Historical cyst record as evidence for the recent introduction of the dinoflagellate Gymnodinium catenatum in the north-eastern Atlantic
AbstractThe geographical origin of the warm-temperate paralytic shellfish poison producer Gymnodinium catenatum Graham is still under debate. It was first reported in the north-eastern Atlantic in 1976, from the Galician rías
(North-West Iberia). Since then, and until 1995, recurrent blooms were recorded, with north-south progression of the affected areas, eventually affecting the whole West and South Atlantic coasts of Iberia and the Moroccan
coast. This study presents results obtained from cyst analyses of a 210Pb-dated box core and a 14C-dated piston core, collected off Iberia, covering the last 2 000 years.

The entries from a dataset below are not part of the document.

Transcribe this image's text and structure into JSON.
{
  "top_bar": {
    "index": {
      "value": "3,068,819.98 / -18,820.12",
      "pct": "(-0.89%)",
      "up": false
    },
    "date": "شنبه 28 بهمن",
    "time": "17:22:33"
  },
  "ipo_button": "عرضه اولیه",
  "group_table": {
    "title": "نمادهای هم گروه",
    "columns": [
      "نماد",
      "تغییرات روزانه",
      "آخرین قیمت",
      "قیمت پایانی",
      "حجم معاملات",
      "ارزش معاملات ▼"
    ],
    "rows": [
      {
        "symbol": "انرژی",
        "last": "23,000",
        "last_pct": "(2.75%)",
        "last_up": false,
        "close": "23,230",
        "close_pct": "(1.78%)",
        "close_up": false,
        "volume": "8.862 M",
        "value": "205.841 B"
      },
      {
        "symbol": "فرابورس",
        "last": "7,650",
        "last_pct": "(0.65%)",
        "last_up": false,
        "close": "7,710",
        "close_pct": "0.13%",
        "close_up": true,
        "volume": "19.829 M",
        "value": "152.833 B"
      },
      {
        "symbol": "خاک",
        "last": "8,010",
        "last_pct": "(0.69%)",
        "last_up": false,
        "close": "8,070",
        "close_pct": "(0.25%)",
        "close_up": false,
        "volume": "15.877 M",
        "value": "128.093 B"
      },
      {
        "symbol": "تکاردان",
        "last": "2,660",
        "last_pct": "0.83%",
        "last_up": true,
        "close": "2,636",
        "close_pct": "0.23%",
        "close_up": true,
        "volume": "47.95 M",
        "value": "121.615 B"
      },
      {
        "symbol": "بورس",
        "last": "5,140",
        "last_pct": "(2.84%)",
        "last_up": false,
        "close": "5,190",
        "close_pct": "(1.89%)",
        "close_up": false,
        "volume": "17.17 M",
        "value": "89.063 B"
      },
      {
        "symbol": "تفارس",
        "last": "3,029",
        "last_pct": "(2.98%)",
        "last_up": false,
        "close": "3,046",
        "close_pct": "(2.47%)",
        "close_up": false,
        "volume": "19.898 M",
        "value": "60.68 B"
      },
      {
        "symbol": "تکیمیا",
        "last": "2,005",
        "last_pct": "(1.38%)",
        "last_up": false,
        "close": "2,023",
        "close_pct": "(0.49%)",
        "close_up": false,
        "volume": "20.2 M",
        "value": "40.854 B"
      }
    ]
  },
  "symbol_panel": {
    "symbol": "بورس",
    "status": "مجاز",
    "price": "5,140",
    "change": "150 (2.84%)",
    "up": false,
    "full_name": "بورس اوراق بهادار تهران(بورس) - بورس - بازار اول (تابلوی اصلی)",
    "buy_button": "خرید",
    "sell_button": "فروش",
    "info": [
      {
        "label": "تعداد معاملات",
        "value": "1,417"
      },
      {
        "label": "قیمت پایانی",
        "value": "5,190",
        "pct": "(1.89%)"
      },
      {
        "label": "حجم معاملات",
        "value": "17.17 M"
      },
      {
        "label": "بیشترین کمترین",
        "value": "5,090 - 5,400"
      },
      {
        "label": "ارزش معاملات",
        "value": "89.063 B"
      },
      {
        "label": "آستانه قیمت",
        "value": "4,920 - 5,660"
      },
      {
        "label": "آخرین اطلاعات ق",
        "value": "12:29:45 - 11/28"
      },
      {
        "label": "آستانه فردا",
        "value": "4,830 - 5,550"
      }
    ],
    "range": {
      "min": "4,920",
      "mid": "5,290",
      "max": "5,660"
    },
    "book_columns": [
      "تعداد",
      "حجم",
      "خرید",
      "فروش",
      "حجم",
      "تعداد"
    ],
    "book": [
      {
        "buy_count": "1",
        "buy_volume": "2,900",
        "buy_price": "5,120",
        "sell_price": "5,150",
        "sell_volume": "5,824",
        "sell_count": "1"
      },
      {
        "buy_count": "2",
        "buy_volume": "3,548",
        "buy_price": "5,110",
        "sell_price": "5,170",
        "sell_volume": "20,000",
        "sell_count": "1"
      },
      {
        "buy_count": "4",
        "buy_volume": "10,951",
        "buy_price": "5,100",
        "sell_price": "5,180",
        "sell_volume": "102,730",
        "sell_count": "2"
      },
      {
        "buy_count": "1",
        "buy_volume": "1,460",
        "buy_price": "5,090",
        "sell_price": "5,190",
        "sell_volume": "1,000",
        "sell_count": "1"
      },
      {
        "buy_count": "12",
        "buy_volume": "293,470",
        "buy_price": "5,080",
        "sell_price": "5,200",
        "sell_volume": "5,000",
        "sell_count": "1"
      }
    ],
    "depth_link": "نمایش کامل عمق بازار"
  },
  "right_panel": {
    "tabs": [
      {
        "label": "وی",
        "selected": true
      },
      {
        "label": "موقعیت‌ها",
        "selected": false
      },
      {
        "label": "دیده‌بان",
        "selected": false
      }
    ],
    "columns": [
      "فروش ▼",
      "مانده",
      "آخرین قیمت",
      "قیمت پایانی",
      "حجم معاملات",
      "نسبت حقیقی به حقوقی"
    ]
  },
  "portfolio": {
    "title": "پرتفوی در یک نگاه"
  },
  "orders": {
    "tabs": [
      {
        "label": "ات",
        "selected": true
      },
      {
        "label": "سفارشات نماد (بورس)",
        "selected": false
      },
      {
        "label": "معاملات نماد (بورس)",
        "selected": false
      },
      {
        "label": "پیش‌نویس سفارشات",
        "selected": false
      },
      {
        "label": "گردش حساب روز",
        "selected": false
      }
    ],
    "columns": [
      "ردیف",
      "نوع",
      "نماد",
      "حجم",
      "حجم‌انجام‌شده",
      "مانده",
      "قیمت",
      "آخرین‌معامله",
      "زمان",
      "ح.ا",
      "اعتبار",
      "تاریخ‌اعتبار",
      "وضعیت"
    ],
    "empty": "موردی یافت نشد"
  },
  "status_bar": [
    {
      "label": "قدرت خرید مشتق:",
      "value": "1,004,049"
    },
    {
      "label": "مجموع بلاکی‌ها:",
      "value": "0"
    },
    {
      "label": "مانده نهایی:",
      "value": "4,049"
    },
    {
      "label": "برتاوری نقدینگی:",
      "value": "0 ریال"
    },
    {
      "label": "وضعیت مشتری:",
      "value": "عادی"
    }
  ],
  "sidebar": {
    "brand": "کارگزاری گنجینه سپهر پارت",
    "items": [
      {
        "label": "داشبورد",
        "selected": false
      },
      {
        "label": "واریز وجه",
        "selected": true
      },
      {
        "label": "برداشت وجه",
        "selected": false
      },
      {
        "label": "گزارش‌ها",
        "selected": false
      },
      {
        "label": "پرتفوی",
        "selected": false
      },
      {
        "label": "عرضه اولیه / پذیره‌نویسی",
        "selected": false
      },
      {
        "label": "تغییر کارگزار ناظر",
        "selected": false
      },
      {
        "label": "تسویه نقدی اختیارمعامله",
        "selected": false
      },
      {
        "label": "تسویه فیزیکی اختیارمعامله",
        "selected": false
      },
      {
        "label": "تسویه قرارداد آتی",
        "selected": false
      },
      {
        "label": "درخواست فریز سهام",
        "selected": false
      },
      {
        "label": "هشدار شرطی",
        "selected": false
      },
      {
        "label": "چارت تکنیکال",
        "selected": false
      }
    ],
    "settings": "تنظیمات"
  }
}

They indicate that G. catenatum is not endemic
to the area but has been introduced around the beginning of the last century, coinciding with another major environmental change, possibly related to cultural eutrophication.